Task objective
Print the whole listing again, exactly as it stands.
· · · ·
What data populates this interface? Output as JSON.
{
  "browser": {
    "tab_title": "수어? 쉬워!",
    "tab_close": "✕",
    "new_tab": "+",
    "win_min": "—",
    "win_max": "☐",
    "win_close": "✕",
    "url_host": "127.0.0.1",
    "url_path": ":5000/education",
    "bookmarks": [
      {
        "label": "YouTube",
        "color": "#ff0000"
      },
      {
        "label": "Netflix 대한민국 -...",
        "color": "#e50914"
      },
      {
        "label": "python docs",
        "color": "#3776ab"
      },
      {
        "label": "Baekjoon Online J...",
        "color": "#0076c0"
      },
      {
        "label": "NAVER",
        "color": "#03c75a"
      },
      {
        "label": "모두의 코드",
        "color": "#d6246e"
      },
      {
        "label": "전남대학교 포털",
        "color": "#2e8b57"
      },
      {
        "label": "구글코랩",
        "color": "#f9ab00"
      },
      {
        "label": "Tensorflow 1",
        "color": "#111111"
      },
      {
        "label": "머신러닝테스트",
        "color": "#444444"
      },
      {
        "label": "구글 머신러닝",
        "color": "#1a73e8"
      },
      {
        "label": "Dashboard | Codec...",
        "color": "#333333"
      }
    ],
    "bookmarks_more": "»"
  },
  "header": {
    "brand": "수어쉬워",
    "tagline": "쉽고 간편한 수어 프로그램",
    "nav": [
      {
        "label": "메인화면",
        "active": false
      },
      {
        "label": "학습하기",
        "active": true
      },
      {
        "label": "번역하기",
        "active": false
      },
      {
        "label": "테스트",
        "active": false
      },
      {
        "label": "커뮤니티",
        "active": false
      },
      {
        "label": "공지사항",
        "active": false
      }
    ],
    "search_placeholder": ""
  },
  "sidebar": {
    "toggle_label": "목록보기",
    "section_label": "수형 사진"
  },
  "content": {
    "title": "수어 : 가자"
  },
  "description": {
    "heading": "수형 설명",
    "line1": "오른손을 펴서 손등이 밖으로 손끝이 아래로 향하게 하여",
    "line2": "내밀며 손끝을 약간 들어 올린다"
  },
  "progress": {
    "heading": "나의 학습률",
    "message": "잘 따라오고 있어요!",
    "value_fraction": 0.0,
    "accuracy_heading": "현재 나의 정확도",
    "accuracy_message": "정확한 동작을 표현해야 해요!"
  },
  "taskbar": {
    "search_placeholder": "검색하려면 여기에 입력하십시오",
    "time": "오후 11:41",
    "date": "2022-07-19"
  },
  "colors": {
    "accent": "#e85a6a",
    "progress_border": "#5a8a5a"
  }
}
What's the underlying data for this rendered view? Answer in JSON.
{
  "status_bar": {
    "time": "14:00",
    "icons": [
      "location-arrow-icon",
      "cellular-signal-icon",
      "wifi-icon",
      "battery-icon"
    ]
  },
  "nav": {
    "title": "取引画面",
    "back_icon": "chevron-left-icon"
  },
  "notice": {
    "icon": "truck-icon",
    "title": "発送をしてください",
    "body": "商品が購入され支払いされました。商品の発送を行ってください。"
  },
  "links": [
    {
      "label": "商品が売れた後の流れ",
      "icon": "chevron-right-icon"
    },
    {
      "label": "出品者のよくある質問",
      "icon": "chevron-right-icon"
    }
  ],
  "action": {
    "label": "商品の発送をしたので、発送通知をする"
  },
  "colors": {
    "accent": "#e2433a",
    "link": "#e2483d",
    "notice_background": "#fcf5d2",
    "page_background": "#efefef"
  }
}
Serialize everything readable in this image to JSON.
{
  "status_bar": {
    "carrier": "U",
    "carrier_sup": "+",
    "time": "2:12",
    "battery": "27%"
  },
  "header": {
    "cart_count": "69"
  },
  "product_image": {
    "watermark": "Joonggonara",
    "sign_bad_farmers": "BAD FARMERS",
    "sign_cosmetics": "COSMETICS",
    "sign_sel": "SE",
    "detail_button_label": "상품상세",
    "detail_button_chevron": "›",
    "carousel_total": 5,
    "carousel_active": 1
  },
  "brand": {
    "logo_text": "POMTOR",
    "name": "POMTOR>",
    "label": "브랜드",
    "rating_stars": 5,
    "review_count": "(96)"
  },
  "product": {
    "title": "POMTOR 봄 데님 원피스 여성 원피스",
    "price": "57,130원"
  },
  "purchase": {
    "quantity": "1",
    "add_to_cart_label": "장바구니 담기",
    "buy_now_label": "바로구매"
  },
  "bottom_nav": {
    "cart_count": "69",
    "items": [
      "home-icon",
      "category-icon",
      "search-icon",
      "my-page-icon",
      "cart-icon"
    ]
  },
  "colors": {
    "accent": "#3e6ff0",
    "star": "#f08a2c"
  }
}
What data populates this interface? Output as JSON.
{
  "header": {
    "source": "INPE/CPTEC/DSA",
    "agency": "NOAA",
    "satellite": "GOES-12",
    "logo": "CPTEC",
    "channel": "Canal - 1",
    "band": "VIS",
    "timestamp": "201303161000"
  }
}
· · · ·
Answer for the task
What data populates this interface? Output as JSON.
{
  "browser": {
    "tab_title": "수어? 쉬워!",
    "tab_close": "✕",
    "new_tab": "+",
    "win_min": "—",
    "win_max": "☐",
    "win_close": "✕",
    "url_host": "127.0.0.1",
    "url_path": ":5000/education",
    "bookmarks": [
      {
        "label": "YouTube",
        "color": "#ff0000"
      },
      {
        "label": "Netflix 대한민국 -...",
        "color": "#e50914"
      },
      {
        "label": "python docs",
        "color": "#3776ab"
      },
      {
        "label": "Baekjoon Online J...",
        "color": "#0076c0"
      },
      {
        "label": "NAVER",
        "color": "#03c75a"
      },
      {
        "label": "모두의 코드",
        "color": "#d6246e"
      },
      {
        "label": "전남대학교 포털",
        "color": "#2e8b57"
      },
      {
        "label": "구글코랩",
        "color": "#f9ab00"
      },
      {
        "label": "Tensorflow 1",
        "color": "#111111"
      },
      {
        "label": "머신러닝테스트",
        "color": "#444444"
      },
      {
        "label": "구글 머신러닝",
        "color": "#1a73e8"
      },
      {
        "label": "Dashboard | Codec...",
        "color": "#333333"
      }
    ],
    "bookmarks_more": "»"
  },
  "header": {
    "brand": "수어쉬워",
    "tagline": "쉽고 간편한 수어 프로그램",
    "nav": [
      {
        "label": "메인화면",
        "active": false
      },
      {
        "label": "학습하기",
        "active": true
      },
      {
        "label": "번역하기",
        "active": false
      },
      {
        "label": "테스트",
        "active": false
      },
      {
        "label": "커뮤니티",
        "active": false
      },
      {
        "label": "공지사항",
        "active": false
      }
    ],
    "search_placeholder": ""
  },
  "sidebar": {
    "toggle_label": "목록보기",
    "section_label": "수형 사진"
  },
  "content": {
    "title": "수어 : 가자"
  },
  "description": {
    "heading": "수형 설명",
    "line1": "오른손을 펴서 손등이 밖으로 손끝이 아래로 향하게 하여",
    "line2": "내밀며 손끝을 약간 들어 올린다"
  },
  "progress": {
    "heading": "나의 학습률",
    "message": "잘 따라오고 있어요!",
    "value_fraction": 0.0,
    "accuracy_heading": "현재 나의 정확도",
    "accuracy_message": "정확한 동작을 표현해야 해요!"
  },
  "taskbar": {
    "search_placeholder": "검색하려면 여기에 입력하십시오",
    "time": "오후 11:41",
    "date": "2022-07-19"
  },
  "colors": {
    "accent": "#e85a6a",
    "progress_border": "#5a8a5a"
  }
}
What's the underlying data for this rendered view? Answer in JSON.
{
  "status_bar": {
    "time": "14:00",
    "icons": [
      "location-arrow-icon",
      "cellular-signal-icon",
      "wifi-icon",
      "battery-icon"
    ]
  },
  "nav": {
    "title": "取引画面",
    "back_icon": "chevron-left-icon"
  },
  "notice": {
    "icon": "truck-icon",
    "title": "発送をしてください",
    "body": "商品が購入され支払いされました。商品の発送を行ってください。"
  },
  "links": [
    {
      "label": "商品が売れた後の流れ",
      "icon": "chevron-right-icon"
    },
    {
      "label": "出品者のよくある質問",
      "icon": "chevron-right-icon"
    }
  ],
  "action": {
    "label": "商品の発送をしたので、発送通知をする"
  },
  "colors": {
    "accent": "#e2433a",
    "link": "#e2483d",
    "notice_background": "#fcf5d2",
    "page_background": "#efefef"
  }
}
Serialize everything readable in this image to JSON.
{
  "status_bar": {
    "carrier": "U",
    "carrier_sup": "+",
    "time": "2:12",
    "battery": "27%"
  },
  "header": {
    "cart_count": "69"
  },
  "product_image": {
    "watermark": "Joonggonara",
    "sign_bad_farmers": "BAD FARMERS",
    "sign_cosmetics": "COSMETICS",
    "sign_sel": "SE",
    "detail_button_label": "상품상세",
    "detail_button_chevron": "›",
    "carousel_total": 5,
    "carousel_active": 1
  },
  "brand": {
    "logo_text": "POMTOR",
    "name": "POMTOR>",
    "label": "브랜드",
    "rating_stars": 5,
    "review_count": "(96)"
  },
  "product": {
    "title": "POMTOR 봄 데님 원피스 여성 원피스",
    "price": "57,130원"
  },
  "purchase": {
    "quantity": "1",
    "add_to_cart_label": "장바구니 담기",
    "buy_now_label": "바로구매"
  },
  "bottom_nav": {
    "cart_count": "69",
    "items": [
      "home-icon",
      "category-icon",
      "search-icon",
      "my-page-icon",
      "cart-icon"
    ]
  },
  "colors": {
    "accent": "#3e6ff0",
    "star": "#f08a2c"
  }
}
What data populates this interface? Output as JSON.
{
  "header": {
    "source": "INPE/CPTEC/DSA",
    "agency": "NOAA",
    "satellite": "GOES-12",
    "logo": "CPTEC",
    "channel": "Canal - 1",
    "band": "VIS",
    "timestamp": "201303161000"
  }
}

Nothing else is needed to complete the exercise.